**Task prompt**
After finding the line that contains "What's the underlying", reproduce it and each line below it through the end of the listing, exactly, with nothing added.

**Input records**
---*---
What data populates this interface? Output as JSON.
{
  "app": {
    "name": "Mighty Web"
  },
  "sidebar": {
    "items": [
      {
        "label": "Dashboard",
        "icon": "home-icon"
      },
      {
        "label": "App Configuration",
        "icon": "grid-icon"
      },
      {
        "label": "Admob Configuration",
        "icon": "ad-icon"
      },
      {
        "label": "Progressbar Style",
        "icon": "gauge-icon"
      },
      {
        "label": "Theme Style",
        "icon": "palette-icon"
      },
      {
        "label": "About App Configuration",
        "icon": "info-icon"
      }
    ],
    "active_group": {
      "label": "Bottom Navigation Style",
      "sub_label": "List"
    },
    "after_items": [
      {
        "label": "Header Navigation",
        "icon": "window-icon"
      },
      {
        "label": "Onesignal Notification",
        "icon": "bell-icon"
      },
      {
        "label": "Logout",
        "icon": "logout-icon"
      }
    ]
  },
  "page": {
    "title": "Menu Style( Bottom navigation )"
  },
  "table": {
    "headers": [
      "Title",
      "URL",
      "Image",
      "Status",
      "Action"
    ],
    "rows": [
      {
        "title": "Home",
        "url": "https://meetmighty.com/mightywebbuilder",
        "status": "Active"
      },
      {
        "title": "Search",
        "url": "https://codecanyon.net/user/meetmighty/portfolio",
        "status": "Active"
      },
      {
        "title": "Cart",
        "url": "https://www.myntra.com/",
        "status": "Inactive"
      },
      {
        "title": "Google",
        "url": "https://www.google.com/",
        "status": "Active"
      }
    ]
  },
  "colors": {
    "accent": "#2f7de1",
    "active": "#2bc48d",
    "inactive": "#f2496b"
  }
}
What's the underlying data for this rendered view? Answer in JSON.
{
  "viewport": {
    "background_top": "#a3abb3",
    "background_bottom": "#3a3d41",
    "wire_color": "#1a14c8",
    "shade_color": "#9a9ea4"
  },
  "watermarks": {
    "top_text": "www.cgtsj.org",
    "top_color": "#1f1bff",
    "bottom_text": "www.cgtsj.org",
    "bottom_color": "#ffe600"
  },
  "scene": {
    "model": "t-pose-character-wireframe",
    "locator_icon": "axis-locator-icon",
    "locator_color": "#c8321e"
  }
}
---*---
**Response**
What's the underlying data for this rendered view? Answer in JSON.
{
  "viewport": {
    "background_top": "#a3abb3",
    "background_bottom": "#3a3d41",
    "wire_color": "#1a14c8",
    "shade_color": "#9a9ea4"
  },
  "watermarks": {
    "top_text": "www.cgtsj.org",
    "top_color": "#1f1bff",
    "bottom_text": "www.cgtsj.org",
    "bottom_color": "#ffe600"
  },
  "scene": {
    "model": "t-pose-character-wireframe",
    "locator_icon": "axis-locator-icon",
    "locator_color": "#c8321e"
  }
}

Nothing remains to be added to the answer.